Across the records that follow, how many lines contain the string "this"? Answer with the number only.

== Segment start ==

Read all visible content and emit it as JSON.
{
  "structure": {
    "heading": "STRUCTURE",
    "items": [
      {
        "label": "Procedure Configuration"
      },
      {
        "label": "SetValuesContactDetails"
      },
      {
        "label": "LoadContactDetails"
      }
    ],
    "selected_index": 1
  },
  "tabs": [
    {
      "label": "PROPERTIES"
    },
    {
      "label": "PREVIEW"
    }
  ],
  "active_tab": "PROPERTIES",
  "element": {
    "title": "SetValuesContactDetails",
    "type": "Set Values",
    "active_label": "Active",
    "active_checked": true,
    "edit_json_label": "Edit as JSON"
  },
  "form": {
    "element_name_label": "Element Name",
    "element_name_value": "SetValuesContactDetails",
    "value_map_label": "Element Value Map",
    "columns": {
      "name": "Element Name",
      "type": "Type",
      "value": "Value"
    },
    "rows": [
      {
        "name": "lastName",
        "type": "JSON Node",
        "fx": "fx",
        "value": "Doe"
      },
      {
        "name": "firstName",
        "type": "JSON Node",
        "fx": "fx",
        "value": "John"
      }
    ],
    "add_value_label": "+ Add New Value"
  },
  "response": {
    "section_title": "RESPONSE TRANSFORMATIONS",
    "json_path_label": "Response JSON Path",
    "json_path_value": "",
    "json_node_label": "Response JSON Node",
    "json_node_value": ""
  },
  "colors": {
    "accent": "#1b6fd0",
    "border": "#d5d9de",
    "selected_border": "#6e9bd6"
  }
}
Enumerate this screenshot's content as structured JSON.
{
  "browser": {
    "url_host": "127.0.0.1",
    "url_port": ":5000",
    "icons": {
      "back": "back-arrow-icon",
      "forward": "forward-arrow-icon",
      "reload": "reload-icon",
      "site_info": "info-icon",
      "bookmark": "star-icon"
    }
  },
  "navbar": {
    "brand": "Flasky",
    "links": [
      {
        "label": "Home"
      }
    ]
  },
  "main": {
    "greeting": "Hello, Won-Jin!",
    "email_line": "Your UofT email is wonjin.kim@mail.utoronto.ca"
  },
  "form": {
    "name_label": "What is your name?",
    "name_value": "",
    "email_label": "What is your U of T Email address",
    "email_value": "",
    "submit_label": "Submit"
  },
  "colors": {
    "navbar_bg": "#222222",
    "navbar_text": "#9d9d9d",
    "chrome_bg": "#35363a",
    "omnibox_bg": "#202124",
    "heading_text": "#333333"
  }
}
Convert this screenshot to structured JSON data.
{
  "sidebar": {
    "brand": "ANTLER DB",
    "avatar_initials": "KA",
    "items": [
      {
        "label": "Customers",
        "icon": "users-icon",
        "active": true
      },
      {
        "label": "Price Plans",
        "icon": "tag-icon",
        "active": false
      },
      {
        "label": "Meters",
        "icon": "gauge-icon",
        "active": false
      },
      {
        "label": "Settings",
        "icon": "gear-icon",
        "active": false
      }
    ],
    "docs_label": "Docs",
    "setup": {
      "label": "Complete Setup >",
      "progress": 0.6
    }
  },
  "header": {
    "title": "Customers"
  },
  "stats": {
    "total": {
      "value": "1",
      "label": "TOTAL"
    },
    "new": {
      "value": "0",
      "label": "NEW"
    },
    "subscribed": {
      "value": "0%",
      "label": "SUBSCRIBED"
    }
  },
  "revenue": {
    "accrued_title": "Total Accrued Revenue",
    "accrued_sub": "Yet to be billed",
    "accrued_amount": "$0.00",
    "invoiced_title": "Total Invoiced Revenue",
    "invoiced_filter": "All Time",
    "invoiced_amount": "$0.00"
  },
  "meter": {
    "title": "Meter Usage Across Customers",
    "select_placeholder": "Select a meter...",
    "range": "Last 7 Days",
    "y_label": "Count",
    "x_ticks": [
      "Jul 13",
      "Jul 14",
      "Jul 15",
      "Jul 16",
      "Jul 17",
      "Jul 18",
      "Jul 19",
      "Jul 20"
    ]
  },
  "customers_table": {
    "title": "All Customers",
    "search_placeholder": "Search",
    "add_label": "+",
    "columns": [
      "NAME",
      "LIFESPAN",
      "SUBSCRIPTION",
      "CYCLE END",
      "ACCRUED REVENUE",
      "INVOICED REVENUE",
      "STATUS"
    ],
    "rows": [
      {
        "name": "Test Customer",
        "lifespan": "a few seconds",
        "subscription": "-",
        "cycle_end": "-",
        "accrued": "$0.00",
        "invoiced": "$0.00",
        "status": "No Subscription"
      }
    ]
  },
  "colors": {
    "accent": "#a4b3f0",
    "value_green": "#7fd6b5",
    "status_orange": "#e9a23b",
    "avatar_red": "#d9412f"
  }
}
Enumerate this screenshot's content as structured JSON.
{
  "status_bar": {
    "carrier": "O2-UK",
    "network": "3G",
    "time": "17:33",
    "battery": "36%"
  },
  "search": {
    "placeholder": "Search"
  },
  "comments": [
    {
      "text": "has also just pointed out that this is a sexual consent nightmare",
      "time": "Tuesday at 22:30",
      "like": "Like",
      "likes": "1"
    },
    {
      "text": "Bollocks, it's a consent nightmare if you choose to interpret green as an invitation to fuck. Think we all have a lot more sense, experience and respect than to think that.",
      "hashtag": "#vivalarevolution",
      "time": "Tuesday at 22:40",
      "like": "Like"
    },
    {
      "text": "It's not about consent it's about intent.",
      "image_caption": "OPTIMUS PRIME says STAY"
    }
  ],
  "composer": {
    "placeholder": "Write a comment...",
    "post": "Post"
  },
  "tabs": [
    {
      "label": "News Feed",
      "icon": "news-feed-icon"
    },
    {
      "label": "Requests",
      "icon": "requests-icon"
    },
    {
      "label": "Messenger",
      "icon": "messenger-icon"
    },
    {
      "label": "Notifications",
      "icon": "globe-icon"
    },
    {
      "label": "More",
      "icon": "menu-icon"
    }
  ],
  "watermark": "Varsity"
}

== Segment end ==

Reply to the exercise
4